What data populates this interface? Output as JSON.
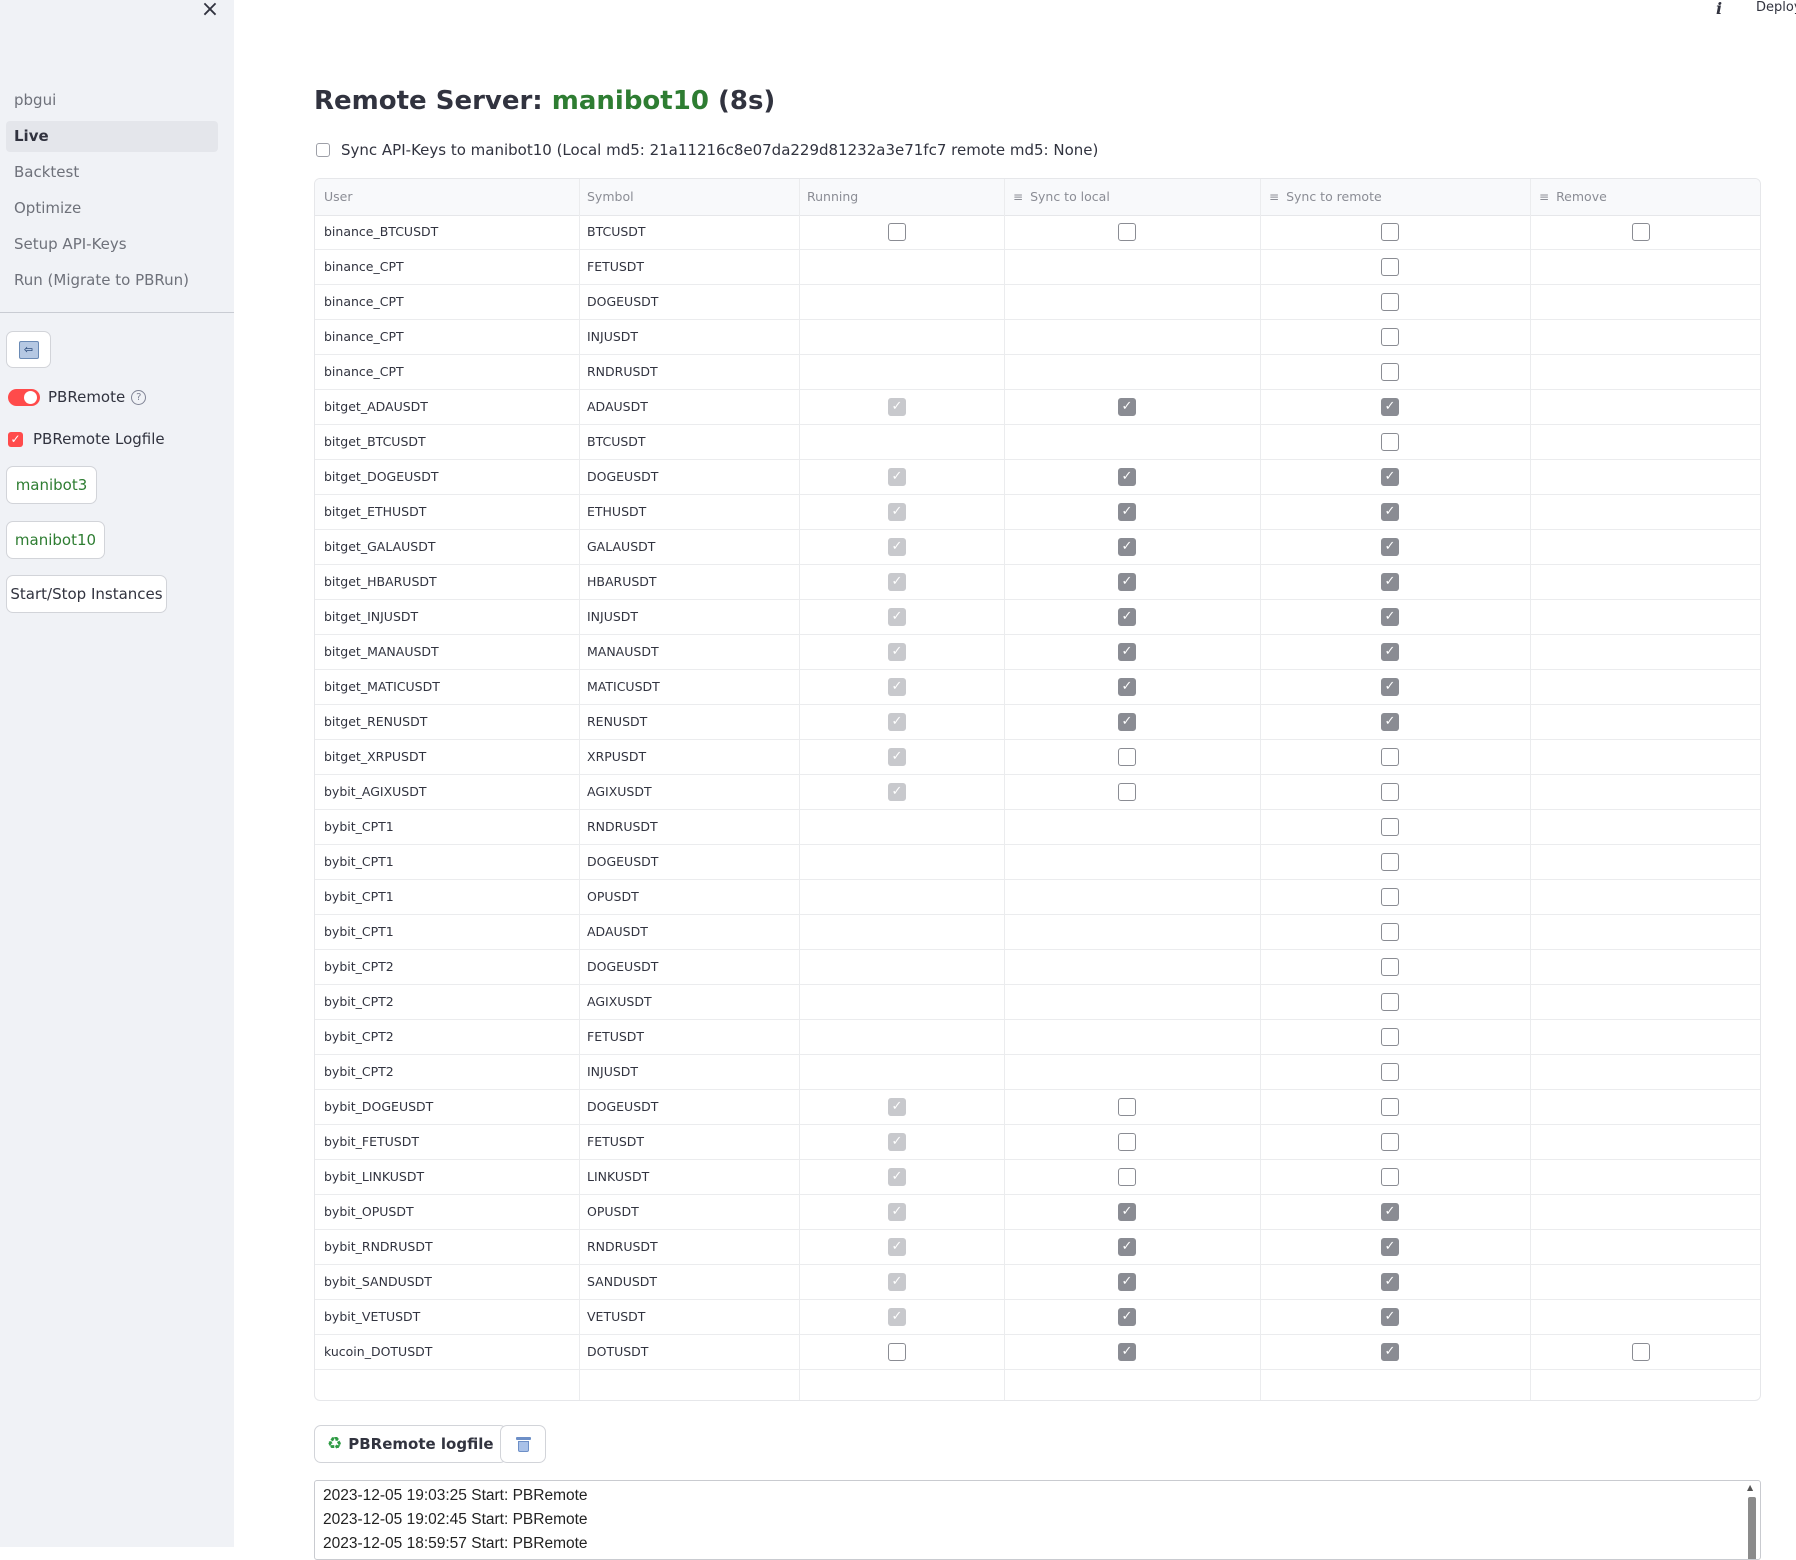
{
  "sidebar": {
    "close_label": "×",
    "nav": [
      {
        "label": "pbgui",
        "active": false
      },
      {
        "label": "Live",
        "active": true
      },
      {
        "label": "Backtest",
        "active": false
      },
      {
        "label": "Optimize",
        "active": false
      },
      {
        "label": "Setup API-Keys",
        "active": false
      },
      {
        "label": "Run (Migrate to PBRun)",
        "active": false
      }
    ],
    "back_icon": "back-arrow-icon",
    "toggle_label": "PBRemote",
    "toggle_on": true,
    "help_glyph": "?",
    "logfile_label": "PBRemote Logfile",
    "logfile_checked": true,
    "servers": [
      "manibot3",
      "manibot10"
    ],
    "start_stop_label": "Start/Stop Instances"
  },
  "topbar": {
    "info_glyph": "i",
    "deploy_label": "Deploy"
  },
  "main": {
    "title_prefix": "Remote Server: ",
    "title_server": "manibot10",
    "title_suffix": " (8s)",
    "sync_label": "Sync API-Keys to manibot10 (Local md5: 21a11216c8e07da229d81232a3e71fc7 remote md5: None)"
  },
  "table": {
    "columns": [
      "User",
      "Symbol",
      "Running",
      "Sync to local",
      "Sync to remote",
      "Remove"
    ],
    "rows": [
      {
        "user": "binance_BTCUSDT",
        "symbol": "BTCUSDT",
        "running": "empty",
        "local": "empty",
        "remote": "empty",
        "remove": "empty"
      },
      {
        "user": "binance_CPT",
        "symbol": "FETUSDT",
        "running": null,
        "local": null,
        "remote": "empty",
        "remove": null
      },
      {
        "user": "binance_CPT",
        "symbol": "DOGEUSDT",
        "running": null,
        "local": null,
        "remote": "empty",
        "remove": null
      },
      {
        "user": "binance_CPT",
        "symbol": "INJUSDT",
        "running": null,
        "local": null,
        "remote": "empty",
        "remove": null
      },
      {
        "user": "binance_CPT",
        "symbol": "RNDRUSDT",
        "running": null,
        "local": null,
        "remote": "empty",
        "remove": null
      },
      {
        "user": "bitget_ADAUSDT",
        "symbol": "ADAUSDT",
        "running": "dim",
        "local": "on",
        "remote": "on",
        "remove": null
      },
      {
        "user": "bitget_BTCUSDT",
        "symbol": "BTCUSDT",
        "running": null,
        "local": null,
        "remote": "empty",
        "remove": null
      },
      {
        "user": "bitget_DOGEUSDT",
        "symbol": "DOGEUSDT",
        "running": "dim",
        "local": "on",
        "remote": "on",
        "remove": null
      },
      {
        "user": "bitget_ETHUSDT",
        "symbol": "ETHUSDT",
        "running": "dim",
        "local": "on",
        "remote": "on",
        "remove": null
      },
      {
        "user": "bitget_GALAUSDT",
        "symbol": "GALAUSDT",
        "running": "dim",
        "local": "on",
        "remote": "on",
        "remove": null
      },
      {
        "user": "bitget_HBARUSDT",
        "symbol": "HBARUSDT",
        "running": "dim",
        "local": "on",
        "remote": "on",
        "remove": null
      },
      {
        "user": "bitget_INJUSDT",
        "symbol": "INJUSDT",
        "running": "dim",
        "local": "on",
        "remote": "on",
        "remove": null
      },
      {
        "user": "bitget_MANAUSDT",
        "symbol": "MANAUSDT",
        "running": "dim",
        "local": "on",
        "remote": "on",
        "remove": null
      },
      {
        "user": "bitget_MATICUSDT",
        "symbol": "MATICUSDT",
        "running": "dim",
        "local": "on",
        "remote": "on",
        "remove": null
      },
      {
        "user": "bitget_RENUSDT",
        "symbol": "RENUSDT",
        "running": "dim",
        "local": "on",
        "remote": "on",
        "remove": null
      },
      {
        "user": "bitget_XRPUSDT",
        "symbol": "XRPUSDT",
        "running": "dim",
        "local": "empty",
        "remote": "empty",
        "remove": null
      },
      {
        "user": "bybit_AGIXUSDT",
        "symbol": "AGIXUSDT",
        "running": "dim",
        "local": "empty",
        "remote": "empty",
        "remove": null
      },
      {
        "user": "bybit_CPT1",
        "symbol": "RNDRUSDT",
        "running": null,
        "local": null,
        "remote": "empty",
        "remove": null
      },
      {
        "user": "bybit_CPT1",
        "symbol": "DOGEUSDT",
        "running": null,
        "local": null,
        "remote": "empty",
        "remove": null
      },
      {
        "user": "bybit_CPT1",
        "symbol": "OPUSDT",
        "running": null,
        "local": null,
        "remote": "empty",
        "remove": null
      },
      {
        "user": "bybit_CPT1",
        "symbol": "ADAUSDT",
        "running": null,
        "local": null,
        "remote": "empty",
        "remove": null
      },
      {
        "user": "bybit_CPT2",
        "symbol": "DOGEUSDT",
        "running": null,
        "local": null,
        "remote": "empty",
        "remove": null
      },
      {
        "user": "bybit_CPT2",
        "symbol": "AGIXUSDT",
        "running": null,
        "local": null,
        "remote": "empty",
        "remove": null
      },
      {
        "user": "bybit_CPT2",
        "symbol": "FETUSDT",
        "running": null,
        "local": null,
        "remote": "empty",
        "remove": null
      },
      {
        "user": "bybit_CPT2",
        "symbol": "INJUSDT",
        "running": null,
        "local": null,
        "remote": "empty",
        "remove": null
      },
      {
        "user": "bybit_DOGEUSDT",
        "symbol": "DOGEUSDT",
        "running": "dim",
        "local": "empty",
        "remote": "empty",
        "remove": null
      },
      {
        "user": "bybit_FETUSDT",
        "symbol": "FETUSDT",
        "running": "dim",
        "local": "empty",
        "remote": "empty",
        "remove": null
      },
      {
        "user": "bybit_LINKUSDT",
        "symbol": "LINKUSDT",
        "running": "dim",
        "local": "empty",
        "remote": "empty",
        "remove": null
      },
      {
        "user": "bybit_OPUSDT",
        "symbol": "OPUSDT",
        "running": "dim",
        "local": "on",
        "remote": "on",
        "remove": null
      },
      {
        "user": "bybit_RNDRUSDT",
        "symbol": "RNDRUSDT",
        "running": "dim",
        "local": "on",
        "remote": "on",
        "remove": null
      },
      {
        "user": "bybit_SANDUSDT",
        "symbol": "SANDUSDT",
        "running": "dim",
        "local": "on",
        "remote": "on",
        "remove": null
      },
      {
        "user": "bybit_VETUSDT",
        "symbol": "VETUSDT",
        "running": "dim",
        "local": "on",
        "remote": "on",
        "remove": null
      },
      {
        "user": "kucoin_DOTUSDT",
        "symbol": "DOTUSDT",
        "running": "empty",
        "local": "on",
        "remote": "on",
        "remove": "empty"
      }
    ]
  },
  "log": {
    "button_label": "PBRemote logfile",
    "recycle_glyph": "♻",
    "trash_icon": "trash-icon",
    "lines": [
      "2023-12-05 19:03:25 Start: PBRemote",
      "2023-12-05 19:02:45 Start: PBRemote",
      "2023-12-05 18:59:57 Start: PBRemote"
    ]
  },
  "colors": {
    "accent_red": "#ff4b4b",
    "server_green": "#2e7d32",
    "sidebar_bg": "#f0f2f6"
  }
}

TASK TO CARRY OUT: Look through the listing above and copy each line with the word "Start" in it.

OUTPUT FOR THIS EXERCISE:
    "start_stop_label": "Start/Stop Instances"
      "2023-12-05 19:03:25 Start: PBRemote",
      "2023-12-05 19:02:45 Start: PBRemote",
      "2023-12-05 18:59:57 Start: PBRemote"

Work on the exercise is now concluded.